§ WHAT YOU NEED TO DO
Reprint every line of the data, keeping each character intact.
- Opening Delimiter -
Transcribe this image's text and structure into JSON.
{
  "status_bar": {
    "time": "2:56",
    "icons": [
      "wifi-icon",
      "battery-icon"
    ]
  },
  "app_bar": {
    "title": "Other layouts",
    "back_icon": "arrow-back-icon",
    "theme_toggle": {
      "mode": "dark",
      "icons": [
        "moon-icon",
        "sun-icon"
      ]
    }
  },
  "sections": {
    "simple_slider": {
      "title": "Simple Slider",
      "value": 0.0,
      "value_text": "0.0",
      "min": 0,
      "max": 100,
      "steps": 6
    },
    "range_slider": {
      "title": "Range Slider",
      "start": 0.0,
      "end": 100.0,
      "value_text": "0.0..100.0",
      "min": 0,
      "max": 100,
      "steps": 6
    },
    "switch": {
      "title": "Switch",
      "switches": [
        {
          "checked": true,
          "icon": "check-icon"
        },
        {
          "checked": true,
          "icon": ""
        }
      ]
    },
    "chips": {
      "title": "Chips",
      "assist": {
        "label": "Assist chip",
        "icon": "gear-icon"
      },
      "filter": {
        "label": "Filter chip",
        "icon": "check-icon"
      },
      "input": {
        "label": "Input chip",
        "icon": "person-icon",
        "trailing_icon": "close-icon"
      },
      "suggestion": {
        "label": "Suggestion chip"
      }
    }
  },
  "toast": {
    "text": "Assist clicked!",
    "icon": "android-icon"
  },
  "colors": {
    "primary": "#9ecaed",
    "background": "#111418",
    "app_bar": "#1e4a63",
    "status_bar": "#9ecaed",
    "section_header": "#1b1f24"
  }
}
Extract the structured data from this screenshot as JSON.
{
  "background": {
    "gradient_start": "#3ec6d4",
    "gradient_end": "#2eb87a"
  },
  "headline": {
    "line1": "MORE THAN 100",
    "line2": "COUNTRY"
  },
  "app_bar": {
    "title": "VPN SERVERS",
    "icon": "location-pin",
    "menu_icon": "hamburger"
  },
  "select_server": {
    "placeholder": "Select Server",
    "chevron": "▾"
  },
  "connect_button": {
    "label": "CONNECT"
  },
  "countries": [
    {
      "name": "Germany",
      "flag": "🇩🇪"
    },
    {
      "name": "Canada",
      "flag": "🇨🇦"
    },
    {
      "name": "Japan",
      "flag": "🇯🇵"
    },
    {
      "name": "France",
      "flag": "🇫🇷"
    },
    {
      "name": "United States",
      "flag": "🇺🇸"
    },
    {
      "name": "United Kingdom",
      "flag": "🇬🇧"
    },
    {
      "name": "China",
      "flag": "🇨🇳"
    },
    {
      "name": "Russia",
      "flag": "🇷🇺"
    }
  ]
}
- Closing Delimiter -
§ TASK OUTPUT
Transcribe this image's text and structure into JSON.
{
  "status_bar": {
    "time": "2:56",
    "icons": [
      "wifi-icon",
      "battery-icon"
    ]
  },
  "app_bar": {
    "title": "Other layouts",
    "back_icon": "arrow-back-icon",
    "theme_toggle": {
      "mode": "dark",
      "icons": [
        "moon-icon",
        "sun-icon"
      ]
    }
  },
  "sections": {
    "simple_slider": {
      "title": "Simple Slider",
      "value": 0.0,
      "value_text": "0.0",
      "min": 0,
      "max": 100,
      "steps": 6
    },
    "range_slider": {
      "title": "Range Slider",
      "start": 0.0,
      "end": 100.0,
      "value_text": "0.0..100.0",
      "min": 0,
      "max": 100,
      "steps": 6
    },
    "switch": {
      "title": "Switch",
      "switches": [
        {
          "checked": true,
          "icon": "check-icon"
        },
        {
          "checked": true,
          "icon": ""
        }
      ]
    },
    "chips": {
      "title": "Chips",
      "assist": {
        "label": "Assist chip",
        "icon": "gear-icon"
      },
      "filter": {
        "label": "Filter chip",
        "icon": "check-icon"
      },
      "input": {
        "label": "Input chip",
        "icon": "person-icon",
        "trailing_icon": "close-icon"
      },
      "suggestion": {
        "label": "Suggestion chip"
      }
    }
  },
  "toast": {
    "text": "Assist clicked!",
    "icon": "android-icon"
  },
  "colors": {
    "primary": "#9ecaed",
    "background": "#111418",
    "app_bar": "#1e4a63",
    "status_bar": "#9ecaed",
    "section_header": "#1b1f24"
  }
}
Extract the structured data from this screenshot as JSON.
{
  "background": {
    "gradient_start": "#3ec6d4",
    "gradient_end": "#2eb87a"
  },
  "headline": {
    "line1": "MORE THAN 100",
    "line2": "COUNTRY"
  },
  "app_bar": {
    "title": "VPN SERVERS",
    "icon": "location-pin",
    "menu_icon": "hamburger"
  },
  "select_server": {
    "placeholder": "Select Server",
    "chevron": "▾"
  },
  "connect_button": {
    "label": "CONNECT"
  },
  "countries": [
    {
      "name": "Germany",
      "flag": "🇩🇪"
    },
    {
      "name": "Canada",
      "flag": "🇨🇦"
    },
    {
      "name": "Japan",
      "flag": "🇯🇵"
    },
    {
      "name": "France",
      "flag": "🇫🇷"
    },
    {
      "name": "United States",
      "flag": "🇺🇸"
    },
    {
      "name": "United Kingdom",
      "flag": "🇬🇧"
    },
    {
      "name": "China",
      "flag": "🇨🇳"
    },
    {
      "name": "Russia",
      "flag": "🇷🇺"
    }
  ]
}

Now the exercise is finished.